(App and web page records)

--------------------

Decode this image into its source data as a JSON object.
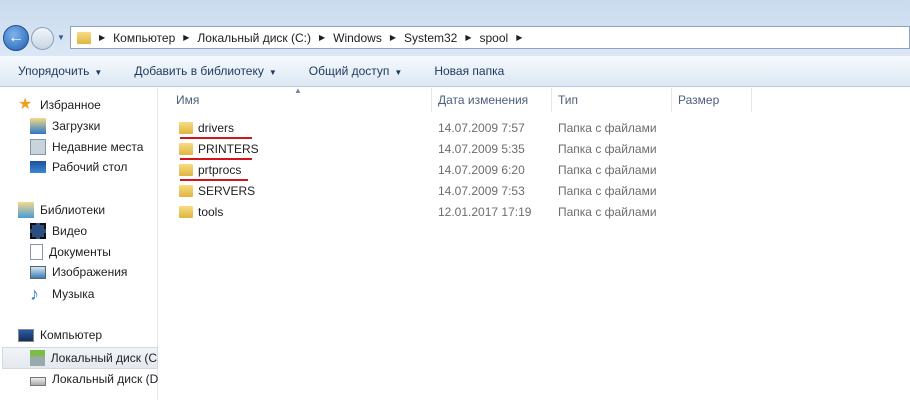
{
  "address": {
    "crumbs": [
      "Компьютер",
      "Локальный диск (C:)",
      "Windows",
      "System32",
      "spool"
    ]
  },
  "toolbar": {
    "organize": "Упорядочить",
    "add_library": "Добавить в библиотеку",
    "share": "Общий доступ",
    "new_folder": "Новая папка"
  },
  "nav": {
    "favorites": "Избранное",
    "downloads": "Загрузки",
    "recent": "Недавние места",
    "desktop": "Рабочий стол",
    "libraries": "Библиотеки",
    "video": "Видео",
    "documents": "Документы",
    "images": "Изображения",
    "music": "Музыка",
    "computer": "Компьютер",
    "disk_c": "Локальный диск (C",
    "disk_d": "Локальный диск (D"
  },
  "columns": {
    "name": "Имя",
    "date": "Дата изменения",
    "type": "Тип",
    "size": "Размер"
  },
  "files": [
    {
      "name": "drivers",
      "date": "14.07.2009 7:57",
      "type": "Папка с файлами",
      "underlined": true
    },
    {
      "name": "PRINTERS",
      "date": "14.07.2009 5:35",
      "type": "Папка с файлами",
      "underlined": true
    },
    {
      "name": "prtprocs",
      "date": "14.07.2009 6:20",
      "type": "Папка с файлами",
      "underlined": true
    },
    {
      "name": "SERVERS",
      "date": "14.07.2009 7:53",
      "type": "Папка с файлами",
      "underlined": false
    },
    {
      "name": "tools",
      "date": "12.01.2017 17:19",
      "type": "Папка с файлами",
      "underlined": false
    }
  ],
  "colors": {
    "underline": "#d3141b"
  }
}
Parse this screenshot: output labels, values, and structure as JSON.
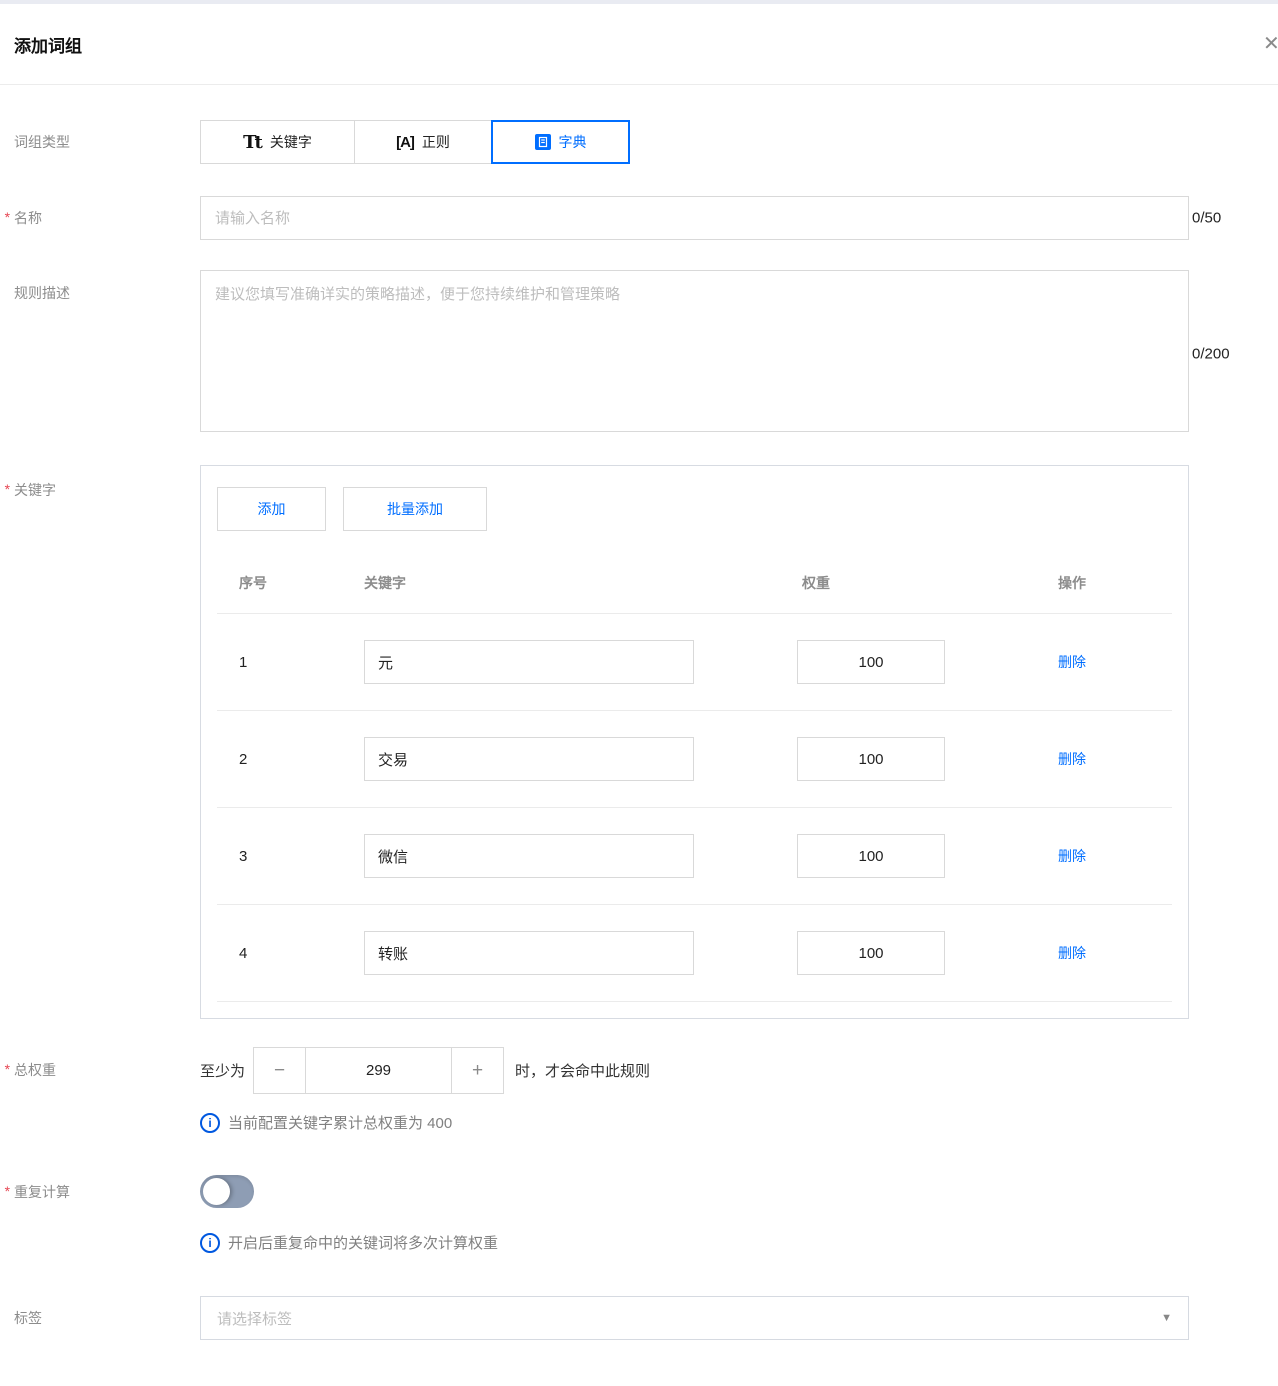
{
  "title": "添加词组",
  "icons": {
    "close": "✕",
    "dropdown": "▼",
    "minus": "−",
    "plus": "+",
    "info": "i",
    "text_type": "Tt",
    "regex_type": "[A]"
  },
  "colors": {
    "accent": "#006eff",
    "required_mark": "#e64552",
    "toggle_off_track": "#8e9db4"
  },
  "type_row": {
    "label": "词组类型",
    "options": [
      {
        "label": "关键字"
      },
      {
        "label": "正则"
      },
      {
        "label": "字典"
      }
    ],
    "selected": "字典"
  },
  "name_row": {
    "label": "名称",
    "required": "*",
    "placeholder": "请输入名称",
    "counter": "0/50"
  },
  "desc_row": {
    "label": "规则描述",
    "placeholder": "建议您填写准确详实的策略描述，便于您持续维护和管理策略",
    "counter": "0/200"
  },
  "keywords_row": {
    "label": "关键字",
    "required": "*",
    "add_button": "添加",
    "batch_add_button": "批量添加",
    "table": {
      "headers": [
        "序号",
        "关键字",
        "权重",
        "操作"
      ],
      "rows": [
        {
          "no": "1",
          "keyword": "元",
          "weight": "100",
          "action": "删除"
        },
        {
          "no": "2",
          "keyword": "交易",
          "weight": "100",
          "action": "删除"
        },
        {
          "no": "3",
          "keyword": "微信",
          "weight": "100",
          "action": "删除"
        },
        {
          "no": "4",
          "keyword": "转账",
          "weight": "100",
          "action": "删除"
        }
      ]
    }
  },
  "total_weight_row": {
    "label": "总权重",
    "required": "*",
    "prefix": "至少为",
    "value": "299",
    "suffix": "时，才会命中此规则",
    "info": "当前配置关键字累计总权重为 400"
  },
  "repeat_row": {
    "label": "重复计算",
    "required": "*",
    "state": "off",
    "info": "开启后重复命中的关键词将多次计算权重"
  },
  "tag_row": {
    "label": "标签",
    "placeholder": "请选择标签"
  }
}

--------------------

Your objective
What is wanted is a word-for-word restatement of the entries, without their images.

Finished task
Decode this image into its source data as a JSON object.
{
  "address": {
    "crumbs": [
      "Компьютер",
      "Локальный диск (C:)",
      "Windows",
      "System32",
      "spool"
    ]
  },
  "toolbar": {
    "organize": "Упорядочить",
    "add_library": "Добавить в библиотеку",
    "share": "Общий доступ",
    "new_folder": "Новая папка"
  },
  "nav": {
    "favorites": "Избранное",
    "downloads": "Загрузки",
    "recent": "Недавние места",
    "desktop": "Рабочий стол",
    "libraries": "Библиотеки",
    "video": "Видео",
    "documents": "Документы",
    "images": "Изображения",
    "music": "Музыка",
    "computer": "Компьютер",
    "disk_c": "Локальный диск (C",
    "disk_d": "Локальный диск (D"
  },
  "columns": {
    "name": "Имя",
    "date": "Дата изменения",
    "type": "Тип",
    "size": "Размер"
  },
  "files": [
    {
      "name": "drivers",
      "date": "14.07.2009 7:57",
      "type": "Папка с файлами",
      "underlined": true
    },
    {
      "name": "PRINTERS",
      "date": "14.07.2009 5:35",
      "type": "Папка с файлами",
      "underlined": true
    },
    {
      "name": "prtprocs",
      "date": "14.07.2009 6:20",
      "type": "Папка с файлами",
      "underlined": true
    },
    {
      "name": "SERVERS",
      "date": "14.07.2009 7:53",
      "type": "Папка с файлами",
      "underlined": false
    },
    {
      "name": "tools",
      "date": "12.01.2017 17:19",
      "type": "Папка с файлами",
      "underlined": false
    }
  ],
  "colors": {
    "underline": "#d3141b"
  }
}
Parse this screenshot: output labels, values, and structure as JSON.
{
  "title": "添加词组",
  "icons": {
    "close": "✕",
    "dropdown": "▼",
    "minus": "−",
    "plus": "+",
    "info": "i",
    "text_type": "Tt",
    "regex_type": "[A]"
  },
  "colors": {
    "accent": "#006eff",
    "required_mark": "#e64552",
    "toggle_off_track": "#8e9db4"
  },
  "type_row": {
    "label": "词组类型",
    "options": [
      {
        "label": "关键字"
      },
      {
        "label": "正则"
      },
      {
        "label": "字典"
      }
    ],
    "selected": "字典"
  },
  "name_row": {
    "label": "名称",
    "required": "*",
    "placeholder": "请输入名称",
    "counter": "0/50"
  },
  "desc_row": {
    "label": "规则描述",
    "placeholder": "建议您填写准确详实的策略描述，便于您持续维护和管理策略",
    "counter": "0/200"
  },
  "keywords_row": {
    "label": "关键字",
    "required": "*",
    "add_button": "添加",
    "batch_add_button": "批量添加",
    "table": {
      "headers": [
        "序号",
        "关键字",
        "权重",
        "操作"
      ],
      "rows": [
        {
          "no": "1",
          "keyword": "元",
          "weight": "100",
          "action": "删除"
        },
        {
          "no": "2",
          "keyword": "交易",
          "weight": "100",
          "action": "删除"
        },
        {
          "no": "3",
          "keyword": "微信",
          "weight": "100",
          "action": "删除"
        },
        {
          "no": "4",
          "keyword": "转账",
          "weight": "100",
          "action": "删除"
        }
      ]
    }
  },
  "total_weight_row": {
    "label": "总权重",
    "required": "*",
    "prefix": "至少为",
    "value": "299",
    "suffix": "时，才会命中此规则",
    "info": "当前配置关键字累计总权重为 400"
  },
  "repeat_row": {
    "label": "重复计算",
    "required": "*",
    "state": "off",
    "info": "开启后重复命中的关键词将多次计算权重"
  },
  "tag_row": {
    "label": "标签",
    "placeholder": "请选择标签"
  }
}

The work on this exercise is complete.